Sovereign Wealth Funds Boost Alternatives
Research indicates it's a long-term trend.
BY Staff | June 25, 2014
The Invesco Global Sovereign Asset Management Study suggests this continued appetite for alternatives is a structural trend driven by the influence of allocating assets strategically, rather than a short-term shift due to tactical allocations to boost short-term returns.
First, many sovereign investors remain underweight in alternatives relative to their strategic asset allocation targets. These sovereign investors had increased their target allocations for alternatives in the last five years and had yet to reach these targets.

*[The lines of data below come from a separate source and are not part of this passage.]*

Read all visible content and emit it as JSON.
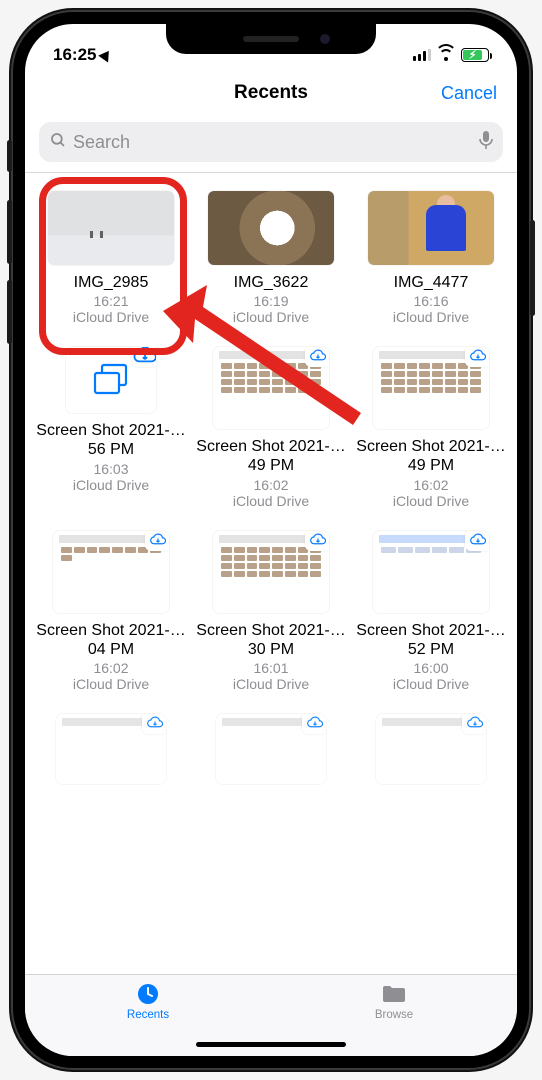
{
  "status": {
    "time": "16:25"
  },
  "nav": {
    "title": "Recents",
    "cancel": "Cancel"
  },
  "search": {
    "placeholder": "Search"
  },
  "files": [
    {
      "name": "IMG_2985",
      "time": "16:21",
      "loc": "iCloud Drive",
      "thumb": "snow",
      "highlighted": true
    },
    {
      "name": "IMG_3622",
      "time": "16:19",
      "loc": "iCloud Drive",
      "thumb": "dog"
    },
    {
      "name": "IMG_4477",
      "time": "16:16",
      "loc": "iCloud Drive",
      "thumb": "guy"
    },
    {
      "name": "Screen Shot 2021-…56 PM",
      "time": "16:03",
      "loc": "iCloud Drive",
      "thumb": "generic",
      "cloud": true
    },
    {
      "name": "Screen Shot 2021-…49 PM",
      "time": "16:02",
      "loc": "iCloud Drive",
      "thumb": "shot",
      "cloud": true
    },
    {
      "name": "Screen Shot 2021-…49 PM",
      "time": "16:02",
      "loc": "iCloud Drive",
      "thumb": "shot",
      "cloud": true
    },
    {
      "name": "Screen Shot 2021-…04 PM",
      "time": "16:02",
      "loc": "iCloud Drive",
      "thumb": "shot_sparse",
      "cloud": true
    },
    {
      "name": "Screen Shot 2021-…30 PM",
      "time": "16:01",
      "loc": "iCloud Drive",
      "thumb": "shot",
      "cloud": true
    },
    {
      "name": "Screen Shot 2021-…52 PM",
      "time": "16:00",
      "loc": "iCloud Drive",
      "thumb": "shot_blue",
      "cloud": true
    }
  ],
  "tabs": {
    "recents": "Recents",
    "browse": "Browse"
  }
}
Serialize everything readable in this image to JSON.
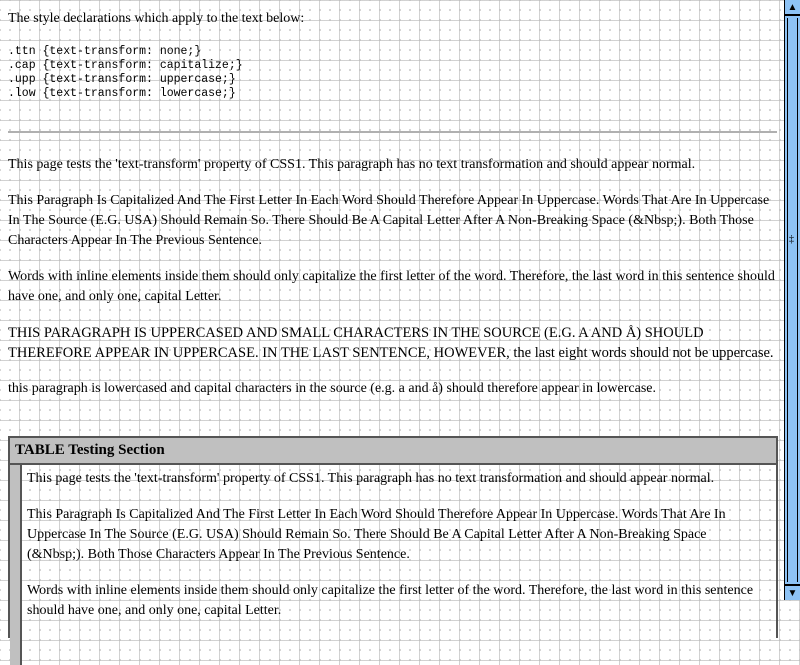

Second, many sovereign investors (46%) expect funding levels to increase in 2014 relative to 2013. A large increase in assets encourages more strategic allocation placements since allocating significant assets tactically could lead to breaching internal guidelines.
The third reason that increasing appetite for alternatives should be attributed to strategic rather than tactical asset allocation is the fact that alternatives underperformed during this period, with sovereign investors typically citing an average return of 7% for alternatives in 2013, compared with a target of 8%.
“Given alternatives underperformed during the period in which their allocations increased, it is clear that a strategic asset allocation strategy is driving sovereign investors to alternatives, rather than tactical allocation,” says Nick Tolchard, co-chair of Invesco’s global sovereign group and head of Invesco Middle East. “The expected net increase in new funding this year is another key factor that explains this preference for alternatives, driven by increasing country surpluses and strong support from governments for their sovereign funds.”
The report also notes there will be growth in new capital flow to emerging markets. Like alternatives, this trend appears to be largely driven by strategic allocation targets.
Feedback from sovereign investors indicates they are underweight in emerging markets relative to their strategic asset allocation targets, giving them more room to increase new exposure to the regions. This long-term structural trend to emerging markets does not appear to have been influenced by the fact that emerging market equities underperformed developed market equities during 2013.
There are some exceptions where tactical asset allocation strategies are at play, such as Central Eastern Europe and Russia. These are the only emerging markets to which weightings declined on a net respondent view basis in 2013 and to which respondents expect exposure to remain flat going forward into 2014, primarily due to political instability.
However, while the major trend in geographic allocation is a strategic shift to emerging markets, with allocations set to increase from current levels, this takes place within the context of a strong historical preference for developed markets, relative to the total portfolio.
“Despite allocations to emerging markets set to increase, a strong underlying preference for developed markets is still apparent, with sovereigns attracted by their depth, stability and diversification benefits, the latter of particular importance to sovereign investors based in emerging or frontier markets,” Tolchard adds. “Various factors determine sovereign geographic allocations—most notably political stability, openness of a country to sovereign investment, strength of shareholder rights, level of private ownership and government relationships.”
The report is based on interviews conducted with 52 different sovereign investors worldwide.